Police also placed one of Xiang's mainland employees, Huang Wei, under house arrest for several weeks. Reached by phone, she said she gave a copy of the memoir to Ching at Zong's request. She also said she sent text messages to Ching's cell phone pleading for help while trying to evade the authorities, but added the police never asked about him when questioning her.

Lau said her husband learned of Zong's second manuscript late last year and met with Zong's editor not long after Zhao's death. At the time, Zong's editor wanted to publish the manuscript but was worried security agents would intercept it if he attempted to use the same people who published Zong's memoir, she said. Ching then agreed to help bring the manuscript to Hong Kong, Lau said.

Lau said her husband told her a source attempted to e-mail the document to him several times without success. Then, in late April, he received a call from someone asking him to travel to Guangzhou to pick up the manuscript, she said.

Lau said Ching never disclosed the identity of the source to her and that she suspected Chinese security agents might have tricked him into traveling to the mainland. A day after he was detained, she said, he called her and arranged for his laptop computer to be brought to the mainland, too.

Security agents have allowed Ching to call her four more times, she said. In the latest call, on Sunday morning, Ching urged her not to tell reporters about his detention.

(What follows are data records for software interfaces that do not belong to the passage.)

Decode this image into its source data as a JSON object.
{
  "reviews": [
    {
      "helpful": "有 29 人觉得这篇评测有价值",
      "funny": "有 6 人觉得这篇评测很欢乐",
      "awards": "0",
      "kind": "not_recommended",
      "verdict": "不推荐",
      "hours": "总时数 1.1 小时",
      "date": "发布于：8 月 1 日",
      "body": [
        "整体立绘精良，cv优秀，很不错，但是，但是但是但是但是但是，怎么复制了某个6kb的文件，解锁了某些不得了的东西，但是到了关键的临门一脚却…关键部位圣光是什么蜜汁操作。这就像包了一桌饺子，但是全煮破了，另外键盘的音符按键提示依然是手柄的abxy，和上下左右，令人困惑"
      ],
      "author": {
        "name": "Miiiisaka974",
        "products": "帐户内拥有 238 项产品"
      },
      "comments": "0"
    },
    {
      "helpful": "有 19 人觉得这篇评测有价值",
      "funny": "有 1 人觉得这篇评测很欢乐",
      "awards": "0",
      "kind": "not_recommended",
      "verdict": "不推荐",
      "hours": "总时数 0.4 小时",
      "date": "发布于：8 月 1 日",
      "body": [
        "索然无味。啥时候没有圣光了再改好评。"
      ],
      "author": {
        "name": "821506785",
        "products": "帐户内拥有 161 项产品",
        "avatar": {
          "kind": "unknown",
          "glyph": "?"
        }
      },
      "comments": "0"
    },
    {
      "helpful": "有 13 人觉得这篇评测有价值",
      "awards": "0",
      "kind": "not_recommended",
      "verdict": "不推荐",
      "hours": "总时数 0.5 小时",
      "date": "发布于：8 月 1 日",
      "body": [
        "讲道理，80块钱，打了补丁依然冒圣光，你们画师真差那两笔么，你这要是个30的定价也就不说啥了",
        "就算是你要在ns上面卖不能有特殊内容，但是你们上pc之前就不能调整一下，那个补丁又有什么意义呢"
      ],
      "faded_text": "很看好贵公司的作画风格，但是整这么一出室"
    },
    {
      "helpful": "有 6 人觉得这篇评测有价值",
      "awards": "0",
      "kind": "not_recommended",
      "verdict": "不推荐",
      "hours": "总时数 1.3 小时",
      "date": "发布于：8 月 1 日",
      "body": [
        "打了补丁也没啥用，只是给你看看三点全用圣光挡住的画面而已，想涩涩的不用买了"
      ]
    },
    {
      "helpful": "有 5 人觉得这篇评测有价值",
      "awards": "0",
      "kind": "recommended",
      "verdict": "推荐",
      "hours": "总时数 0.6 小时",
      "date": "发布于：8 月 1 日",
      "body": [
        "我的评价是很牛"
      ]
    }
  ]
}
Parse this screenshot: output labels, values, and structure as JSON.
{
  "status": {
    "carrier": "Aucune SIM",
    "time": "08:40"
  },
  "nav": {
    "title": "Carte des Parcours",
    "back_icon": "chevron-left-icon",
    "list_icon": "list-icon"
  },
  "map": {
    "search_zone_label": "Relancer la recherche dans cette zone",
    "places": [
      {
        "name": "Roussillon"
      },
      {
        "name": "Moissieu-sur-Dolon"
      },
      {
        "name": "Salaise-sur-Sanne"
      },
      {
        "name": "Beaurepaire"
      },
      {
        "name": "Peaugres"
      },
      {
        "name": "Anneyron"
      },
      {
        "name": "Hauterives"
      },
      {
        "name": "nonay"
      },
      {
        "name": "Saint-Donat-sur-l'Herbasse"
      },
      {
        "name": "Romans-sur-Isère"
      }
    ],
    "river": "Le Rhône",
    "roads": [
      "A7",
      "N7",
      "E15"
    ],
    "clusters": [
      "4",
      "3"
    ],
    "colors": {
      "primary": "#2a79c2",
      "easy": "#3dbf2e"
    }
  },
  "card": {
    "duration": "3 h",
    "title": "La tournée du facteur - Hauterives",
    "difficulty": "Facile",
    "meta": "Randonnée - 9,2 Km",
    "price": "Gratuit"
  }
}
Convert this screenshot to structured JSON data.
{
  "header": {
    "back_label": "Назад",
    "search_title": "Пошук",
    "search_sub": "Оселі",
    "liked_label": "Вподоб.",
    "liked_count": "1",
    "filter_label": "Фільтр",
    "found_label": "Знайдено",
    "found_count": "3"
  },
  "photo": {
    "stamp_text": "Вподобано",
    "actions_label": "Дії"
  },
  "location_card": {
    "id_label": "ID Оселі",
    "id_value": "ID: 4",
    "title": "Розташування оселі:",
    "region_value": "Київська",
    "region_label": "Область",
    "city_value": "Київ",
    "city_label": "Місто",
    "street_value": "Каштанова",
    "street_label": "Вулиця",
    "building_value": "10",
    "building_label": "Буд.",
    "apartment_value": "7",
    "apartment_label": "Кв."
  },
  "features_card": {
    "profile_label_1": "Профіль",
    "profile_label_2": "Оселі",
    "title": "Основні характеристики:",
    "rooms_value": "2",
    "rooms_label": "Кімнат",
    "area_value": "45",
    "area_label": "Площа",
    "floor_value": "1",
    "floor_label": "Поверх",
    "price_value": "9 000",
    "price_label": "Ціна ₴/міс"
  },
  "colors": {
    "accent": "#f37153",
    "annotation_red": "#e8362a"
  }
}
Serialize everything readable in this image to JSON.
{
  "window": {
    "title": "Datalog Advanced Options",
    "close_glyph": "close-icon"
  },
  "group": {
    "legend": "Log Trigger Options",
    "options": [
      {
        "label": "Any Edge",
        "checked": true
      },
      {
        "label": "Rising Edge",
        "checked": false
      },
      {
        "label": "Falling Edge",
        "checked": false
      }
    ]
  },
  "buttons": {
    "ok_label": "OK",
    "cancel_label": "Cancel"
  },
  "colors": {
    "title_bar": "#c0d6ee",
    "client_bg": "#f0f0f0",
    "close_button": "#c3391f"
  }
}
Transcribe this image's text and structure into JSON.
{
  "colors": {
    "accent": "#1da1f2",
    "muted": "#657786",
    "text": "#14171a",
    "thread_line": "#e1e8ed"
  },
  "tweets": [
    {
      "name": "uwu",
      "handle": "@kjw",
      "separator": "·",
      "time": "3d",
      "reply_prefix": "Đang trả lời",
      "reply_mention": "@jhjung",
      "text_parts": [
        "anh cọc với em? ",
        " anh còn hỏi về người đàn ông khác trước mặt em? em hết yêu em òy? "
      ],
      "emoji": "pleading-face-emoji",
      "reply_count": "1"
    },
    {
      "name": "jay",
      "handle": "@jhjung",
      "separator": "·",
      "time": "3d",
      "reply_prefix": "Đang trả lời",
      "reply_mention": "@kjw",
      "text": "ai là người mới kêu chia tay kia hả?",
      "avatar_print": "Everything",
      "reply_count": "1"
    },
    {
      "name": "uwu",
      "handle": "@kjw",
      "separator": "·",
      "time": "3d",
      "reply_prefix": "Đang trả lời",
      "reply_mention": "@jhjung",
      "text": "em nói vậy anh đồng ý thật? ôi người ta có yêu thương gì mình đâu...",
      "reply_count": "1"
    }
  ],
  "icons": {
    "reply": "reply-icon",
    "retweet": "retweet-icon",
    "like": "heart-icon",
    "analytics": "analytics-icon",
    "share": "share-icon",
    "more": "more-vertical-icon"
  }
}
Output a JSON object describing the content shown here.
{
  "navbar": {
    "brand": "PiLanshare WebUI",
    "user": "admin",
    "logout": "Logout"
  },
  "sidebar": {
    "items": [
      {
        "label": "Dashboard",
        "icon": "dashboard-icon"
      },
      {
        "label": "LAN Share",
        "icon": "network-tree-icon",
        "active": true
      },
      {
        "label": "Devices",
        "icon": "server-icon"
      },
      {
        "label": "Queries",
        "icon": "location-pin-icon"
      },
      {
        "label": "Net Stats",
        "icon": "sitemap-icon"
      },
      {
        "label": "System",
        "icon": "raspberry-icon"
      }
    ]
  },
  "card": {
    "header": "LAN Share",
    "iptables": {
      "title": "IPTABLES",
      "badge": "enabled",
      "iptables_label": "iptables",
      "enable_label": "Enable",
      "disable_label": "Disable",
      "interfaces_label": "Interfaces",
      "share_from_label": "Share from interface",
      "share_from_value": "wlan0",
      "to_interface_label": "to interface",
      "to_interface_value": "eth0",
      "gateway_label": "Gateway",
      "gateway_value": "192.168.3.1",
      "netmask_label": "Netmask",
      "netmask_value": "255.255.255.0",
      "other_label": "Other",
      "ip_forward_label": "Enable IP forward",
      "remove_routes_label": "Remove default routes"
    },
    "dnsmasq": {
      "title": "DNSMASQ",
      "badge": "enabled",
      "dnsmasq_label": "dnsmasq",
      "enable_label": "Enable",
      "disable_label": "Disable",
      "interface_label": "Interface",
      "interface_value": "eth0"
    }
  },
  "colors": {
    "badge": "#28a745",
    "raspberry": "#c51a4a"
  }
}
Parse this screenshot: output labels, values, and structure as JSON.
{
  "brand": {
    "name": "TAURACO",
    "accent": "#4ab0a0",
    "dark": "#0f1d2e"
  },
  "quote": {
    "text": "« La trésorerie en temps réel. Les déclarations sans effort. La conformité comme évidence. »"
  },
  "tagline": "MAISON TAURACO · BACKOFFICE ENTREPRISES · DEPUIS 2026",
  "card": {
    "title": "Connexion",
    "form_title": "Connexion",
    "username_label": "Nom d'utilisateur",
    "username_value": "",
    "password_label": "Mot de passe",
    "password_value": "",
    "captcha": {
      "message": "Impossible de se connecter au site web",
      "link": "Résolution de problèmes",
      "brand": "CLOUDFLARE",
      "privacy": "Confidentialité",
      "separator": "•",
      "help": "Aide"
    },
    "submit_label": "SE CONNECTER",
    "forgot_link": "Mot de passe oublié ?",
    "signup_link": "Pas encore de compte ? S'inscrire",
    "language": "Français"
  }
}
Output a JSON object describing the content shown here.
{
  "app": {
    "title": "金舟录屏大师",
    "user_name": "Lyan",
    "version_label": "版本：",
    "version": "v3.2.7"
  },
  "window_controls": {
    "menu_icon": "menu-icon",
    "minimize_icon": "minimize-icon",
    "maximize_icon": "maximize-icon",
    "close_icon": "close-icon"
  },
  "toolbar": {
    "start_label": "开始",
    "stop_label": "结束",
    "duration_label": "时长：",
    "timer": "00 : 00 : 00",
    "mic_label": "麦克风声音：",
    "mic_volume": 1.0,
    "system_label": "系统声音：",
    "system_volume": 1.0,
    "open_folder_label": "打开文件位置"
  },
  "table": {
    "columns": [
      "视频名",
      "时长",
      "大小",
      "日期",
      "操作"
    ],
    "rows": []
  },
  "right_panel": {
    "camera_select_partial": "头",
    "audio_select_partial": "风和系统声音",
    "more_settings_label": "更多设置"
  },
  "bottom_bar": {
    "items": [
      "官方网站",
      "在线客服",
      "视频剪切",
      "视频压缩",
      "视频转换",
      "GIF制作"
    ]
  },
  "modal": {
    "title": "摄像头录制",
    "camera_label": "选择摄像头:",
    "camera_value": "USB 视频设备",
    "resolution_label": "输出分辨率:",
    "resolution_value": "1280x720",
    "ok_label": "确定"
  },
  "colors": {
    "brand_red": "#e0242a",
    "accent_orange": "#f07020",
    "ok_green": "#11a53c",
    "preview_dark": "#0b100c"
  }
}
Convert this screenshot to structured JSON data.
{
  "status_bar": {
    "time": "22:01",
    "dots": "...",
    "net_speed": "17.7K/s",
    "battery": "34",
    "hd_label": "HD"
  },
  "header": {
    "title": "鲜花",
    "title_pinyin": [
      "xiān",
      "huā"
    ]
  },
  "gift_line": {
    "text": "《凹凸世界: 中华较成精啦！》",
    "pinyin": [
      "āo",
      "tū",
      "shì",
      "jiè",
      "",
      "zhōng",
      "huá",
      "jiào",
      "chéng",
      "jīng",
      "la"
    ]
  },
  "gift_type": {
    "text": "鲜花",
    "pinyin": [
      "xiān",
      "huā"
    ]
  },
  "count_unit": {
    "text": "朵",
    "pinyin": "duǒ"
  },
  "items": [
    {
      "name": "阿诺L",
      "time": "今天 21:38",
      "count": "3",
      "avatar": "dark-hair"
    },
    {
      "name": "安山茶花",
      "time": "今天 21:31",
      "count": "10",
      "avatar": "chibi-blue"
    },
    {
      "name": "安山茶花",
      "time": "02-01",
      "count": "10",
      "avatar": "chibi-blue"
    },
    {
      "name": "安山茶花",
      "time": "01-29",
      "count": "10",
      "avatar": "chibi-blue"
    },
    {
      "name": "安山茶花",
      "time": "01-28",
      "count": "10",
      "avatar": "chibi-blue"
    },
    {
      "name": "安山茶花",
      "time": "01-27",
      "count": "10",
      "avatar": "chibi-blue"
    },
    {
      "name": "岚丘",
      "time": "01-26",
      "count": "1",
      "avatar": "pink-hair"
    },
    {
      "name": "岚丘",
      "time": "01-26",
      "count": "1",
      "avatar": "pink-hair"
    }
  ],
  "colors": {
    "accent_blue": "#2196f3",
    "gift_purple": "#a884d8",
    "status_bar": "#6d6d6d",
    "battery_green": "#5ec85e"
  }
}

But when a security agent picked up the phone and invited Lau to come to Beijing to see her husband, he grabbed the phone and told her to stay in Hong Kong, she said.

"He told me to work on his behalf in Hong Kong," Lau said. "He told me to visit his mother and father more."